Live images of an ancient "solar clock" have been beamed to a global audience from an ancient tomb in Ireland.
For five days around the 21 December winter solstice - the
shortest day of the year - the sun shines deep into a tomb in
County Meath, flooding the chamber with light.
Newgrange: Pic: Knowth.com
The Newgrange tomb, now one of Ireland's top tourist
attractions, dates to about 3200 BC - 1,000 years before Britain's
Stonehenge was built and 500 years before Egypt's Great Pyramid of
For the first time, the phenomenon was streamed live on the
Speaking before the event, Claire Tuffy, manager of Newgrange, said she was delighted it would be a clear sunrise, because without a midwinter sun the solstice "clock" would not
"It is quite a leap of faith for some international visitors to
travel thousands of miles to get here on the off-chance
of clear skies. It is a big commitment time-wise and financially," she said.
"But people don't really care about the weather. It is the
anticipation that is the most exciting part of the event."
This year, a record 28,106 people from around the world applied
to be one of the 50 lucky people allowed into Newgrange's cramped

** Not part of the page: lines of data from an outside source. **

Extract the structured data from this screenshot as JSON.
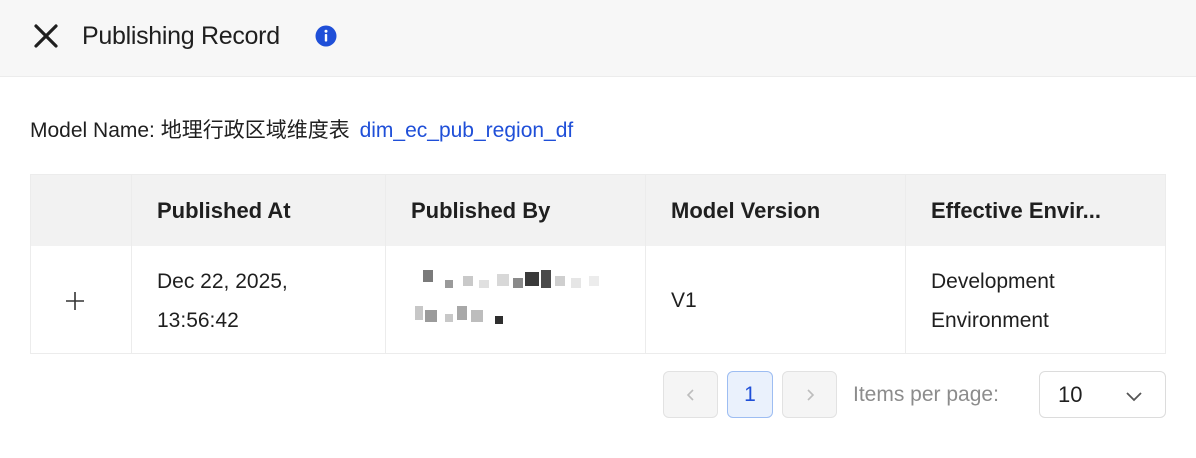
{
  "header": {
    "title": "Publishing Record"
  },
  "model": {
    "label": "Model Name:",
    "chinese_name": "地理行政区域维度表",
    "table_name": "dim_ec_pub_region_df"
  },
  "table": {
    "columns": [
      "",
      "Published At",
      "Published By",
      "Model Version",
      "Effective Envir..."
    ],
    "rows": [
      {
        "published_at_line1": "Dec 22, 2025,",
        "published_at_line2": "13:56:42",
        "published_by": "",
        "model_version": "V1",
        "environment_line1": "Development",
        "environment_line2": "Environment"
      }
    ]
  },
  "pagination": {
    "current_page": "1",
    "items_per_page_label": "Items per page:",
    "items_per_page_value": "10"
  },
  "icons": {
    "close": "close-icon",
    "info": "info-icon",
    "expand": "plus-icon",
    "prev": "chevron-left-icon",
    "next": "chevron-right-icon",
    "dropdown": "chevron-down-icon"
  },
  "colors": {
    "accent": "#1f4fd8",
    "header_bg": "#f7f7f7",
    "table_header_bg": "#f2f2f2"
  }
}
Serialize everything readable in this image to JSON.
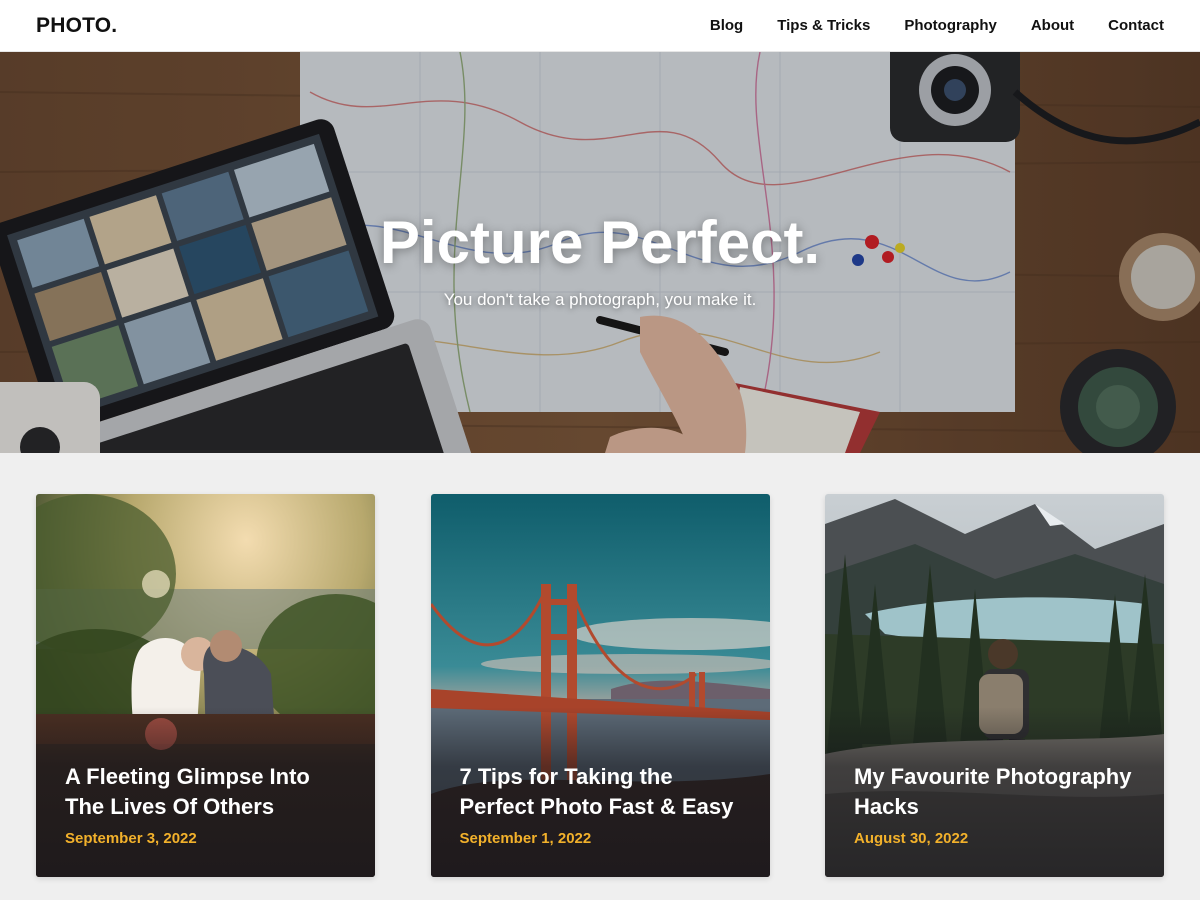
{
  "header": {
    "logo": "PHOTO.",
    "nav": [
      "Blog",
      "Tips & Tricks",
      "Photography",
      "About",
      "Contact"
    ]
  },
  "hero": {
    "title": "Picture Perfect.",
    "subtitle": "You don't take a photograph, you make it."
  },
  "posts": [
    {
      "title": "A Fleeting Glimpse Into The Lives Of Others",
      "date": "September 3, 2022"
    },
    {
      "title": "7 Tips for Taking the Perfect Photo Fast & Easy",
      "date": "September 1, 2022"
    },
    {
      "title": "My Favourite Photography Hacks",
      "date": "August 30, 2022"
    }
  ],
  "colors": {
    "accent_date": "#f2b12b",
    "page_bg": "#efefef",
    "header_bg": "#ffffff"
  }
}
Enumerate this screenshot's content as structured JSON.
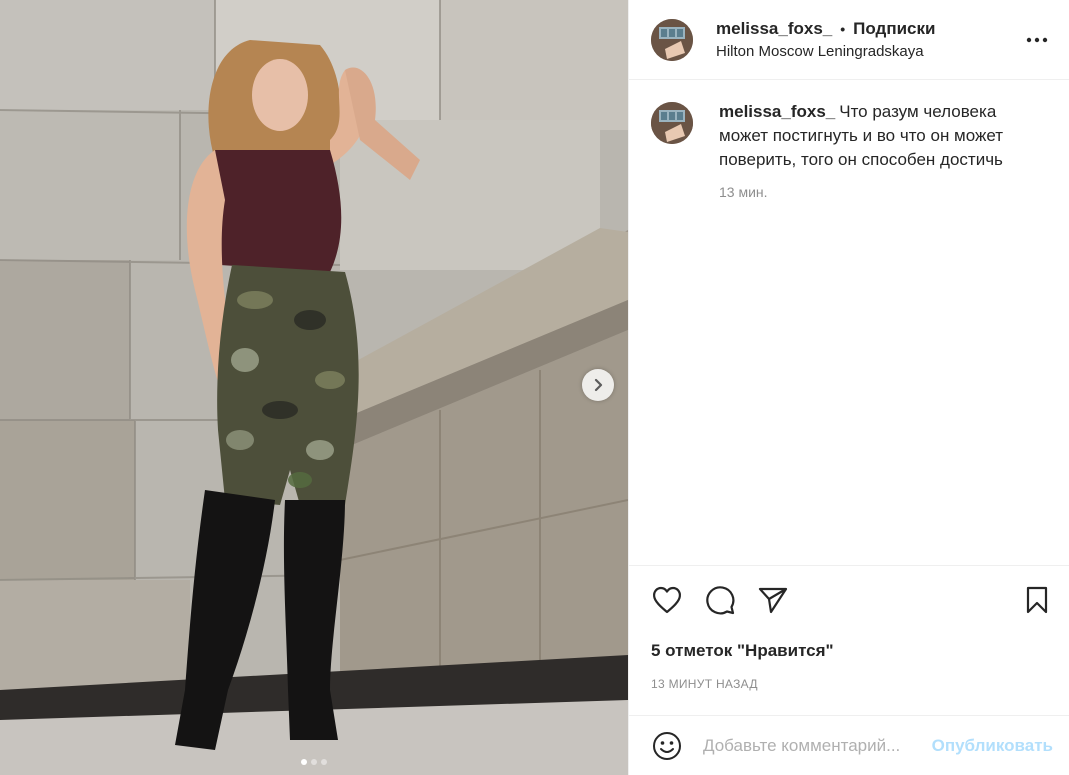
{
  "post": {
    "username": "melissa_foxs_",
    "separator": "•",
    "follow_label": "Подписки",
    "location": "Hilton Moscow Leningradskaya"
  },
  "caption": {
    "username": "melissa_foxs_",
    "text": "Что разум человека может постигнуть и во что он может поверить, того он способен достичь",
    "time": "13 мин."
  },
  "actions": {
    "like_icon": "heart-icon",
    "comment_icon": "comment-icon",
    "share_icon": "paper-plane-icon",
    "save_icon": "bookmark-icon"
  },
  "likes_text": "5 отметок \"Нравится\"",
  "time_ago": "13 МИНУТ НАЗАД",
  "comment_box": {
    "placeholder": "Добавьте комментарий...",
    "post_label": "Опубликовать"
  },
  "carousel": {
    "slides": 3,
    "active_slide": 1
  },
  "colors": {
    "accent_disabled": "#b2dffc",
    "secondary_text": "#8e8e8e",
    "divider": "#efefef"
  }
}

chamber, on one of the five days surrounding the solstice.
They travelled from the United States, Canada, Italy,
Switzerland, Australia, Poland and Britain for the experience.
The prehistoric tomb was carefully aligned by its Neolithic
builders so the sun only cuts through the gloom of the chamber at
sunrise through a small window above the entrance.
When skies are clear, the rising sun slowly shines all the way
down the 19-metre long chamber into the centre of the tomb, lighting
it for up to 17 minutes before the rays disappear and darkness
The sun lights up where the cremated ashes of the dead were laid
on large stone basins deep inside the tomb.
Ms Tuffy added: "I was speaking to two women from Yorkshire who told me they were unable to sleep the night
before because they were so excited.
"They kept calling each other in
the night. It is a bit like waiting for Santa Claus."
Newgrange is believed to be the world's oldest continuously
When the tomb's solstice phenomenon was discovered in 1967,
archaeologists were astonished Stone Age builders had the
architectural skills and scientific understanding of the sun's
movement that was needed to construct it.
The grass-roofed tomb is about 13 metres high and 85 metres in
diameter, and covers almost half a hectare.
About 200,000 tonnes of
stone and earth were used to build it.